The project is sited at a significant threshold into Mexicantown, Detroit--a border town between the United States and Canada. This project takes two unique factors of life in Mexicantown (short term occupancy and intergenerational cohabitation) and leverages them as primary drivers of the architecture. The building consists of units with varying levels of privacy and publicity. Units can be large, five-bedroom dwellings with accessible entrances, bedrooms, and kitchens for multiple generations, or can be divided, offering completely independent one-bedroom units to generate income and provide temporary housing for short term occupants.

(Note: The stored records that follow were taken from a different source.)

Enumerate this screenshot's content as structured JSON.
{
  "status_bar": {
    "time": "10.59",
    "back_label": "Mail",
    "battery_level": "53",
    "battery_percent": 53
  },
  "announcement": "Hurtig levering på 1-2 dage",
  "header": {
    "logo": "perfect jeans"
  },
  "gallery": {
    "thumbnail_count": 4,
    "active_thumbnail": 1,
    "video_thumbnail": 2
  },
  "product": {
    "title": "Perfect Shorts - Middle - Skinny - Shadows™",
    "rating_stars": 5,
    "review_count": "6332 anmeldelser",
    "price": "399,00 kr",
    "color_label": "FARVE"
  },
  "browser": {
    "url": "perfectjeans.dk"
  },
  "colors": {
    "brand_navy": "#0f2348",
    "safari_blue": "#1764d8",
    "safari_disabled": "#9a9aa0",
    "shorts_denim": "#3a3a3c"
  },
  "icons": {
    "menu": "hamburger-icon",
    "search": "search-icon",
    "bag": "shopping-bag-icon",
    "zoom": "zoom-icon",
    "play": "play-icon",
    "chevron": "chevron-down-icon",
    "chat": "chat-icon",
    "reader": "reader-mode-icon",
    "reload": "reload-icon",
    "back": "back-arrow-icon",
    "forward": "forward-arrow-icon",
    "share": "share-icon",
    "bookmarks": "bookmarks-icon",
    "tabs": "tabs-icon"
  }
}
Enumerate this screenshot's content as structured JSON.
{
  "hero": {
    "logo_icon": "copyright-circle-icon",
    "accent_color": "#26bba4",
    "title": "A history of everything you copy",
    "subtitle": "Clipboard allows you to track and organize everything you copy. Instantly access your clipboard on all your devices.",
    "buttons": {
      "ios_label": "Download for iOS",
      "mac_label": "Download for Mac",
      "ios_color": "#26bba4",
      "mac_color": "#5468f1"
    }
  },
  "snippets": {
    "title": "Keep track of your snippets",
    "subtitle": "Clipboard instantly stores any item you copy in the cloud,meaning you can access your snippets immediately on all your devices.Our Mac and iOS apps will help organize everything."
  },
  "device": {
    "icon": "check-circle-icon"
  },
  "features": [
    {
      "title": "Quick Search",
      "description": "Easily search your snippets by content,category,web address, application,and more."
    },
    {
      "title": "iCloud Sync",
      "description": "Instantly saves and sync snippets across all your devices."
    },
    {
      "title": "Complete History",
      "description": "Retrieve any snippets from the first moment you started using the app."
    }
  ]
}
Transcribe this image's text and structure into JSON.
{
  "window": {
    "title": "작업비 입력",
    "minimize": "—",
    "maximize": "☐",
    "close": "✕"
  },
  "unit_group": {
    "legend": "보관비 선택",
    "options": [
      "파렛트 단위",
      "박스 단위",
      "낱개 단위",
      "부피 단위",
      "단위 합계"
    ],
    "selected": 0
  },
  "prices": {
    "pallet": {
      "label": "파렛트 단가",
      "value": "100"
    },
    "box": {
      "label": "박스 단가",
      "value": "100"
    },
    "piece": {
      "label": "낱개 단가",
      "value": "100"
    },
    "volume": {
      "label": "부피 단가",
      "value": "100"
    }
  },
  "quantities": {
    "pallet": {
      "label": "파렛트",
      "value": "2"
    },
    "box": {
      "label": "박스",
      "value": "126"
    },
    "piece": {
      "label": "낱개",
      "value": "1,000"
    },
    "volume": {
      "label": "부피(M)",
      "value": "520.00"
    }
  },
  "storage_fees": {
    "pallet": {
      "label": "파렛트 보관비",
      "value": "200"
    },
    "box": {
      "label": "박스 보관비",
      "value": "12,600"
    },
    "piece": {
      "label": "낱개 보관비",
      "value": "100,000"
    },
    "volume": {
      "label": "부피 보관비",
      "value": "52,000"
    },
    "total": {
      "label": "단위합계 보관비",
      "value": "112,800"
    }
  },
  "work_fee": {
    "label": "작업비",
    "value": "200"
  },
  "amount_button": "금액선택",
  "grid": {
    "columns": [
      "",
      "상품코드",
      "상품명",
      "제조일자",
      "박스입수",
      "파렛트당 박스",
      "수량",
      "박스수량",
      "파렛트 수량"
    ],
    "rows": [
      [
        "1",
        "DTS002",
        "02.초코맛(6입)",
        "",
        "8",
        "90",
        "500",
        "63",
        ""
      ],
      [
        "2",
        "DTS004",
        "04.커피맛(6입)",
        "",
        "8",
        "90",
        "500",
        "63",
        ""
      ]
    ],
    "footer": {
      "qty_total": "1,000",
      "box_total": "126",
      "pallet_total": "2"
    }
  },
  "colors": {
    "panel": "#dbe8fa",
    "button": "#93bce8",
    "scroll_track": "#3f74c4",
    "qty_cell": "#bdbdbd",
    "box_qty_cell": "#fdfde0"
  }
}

Three distinct architectural elements have been synthesized and distributed throughout the units to achieve the necessary variability in public and private space within the units and the site. Thickened walls with radiant heat provide warm, sheltered spaces that frame exterior connections through corner windows. Aediculae frame space with light and shaped ceilings, providing a delineation of space without the use of physical partitions. Level changes, however slight, separate spaces from one another, also without relying on walls to separate space.
Dwellings are borne of a hybrid construction system, leveraging and exploiting the structural and aesthetic properties of concrete and timber in various ways to express a variety of spatial conditions.
The site strategy for the project derives from how it addresses density. The proposal exhibits a rich palette of spaces that gradate from most private to most public, all produced by architectural elements like the corner window, aedicula, and changes in floor and ceiling height. These spaces offer a way of life not offered by either high density apartments or single family detached housing, instead suggesting a way of life well suited to both current and future expected residents of Mexicantown.
STATUS: Academic, group project with Rachel Hrobon and Lauren Lahr
DATE: Fall 2017
LOCATION: Mexicantown, Detroit, MI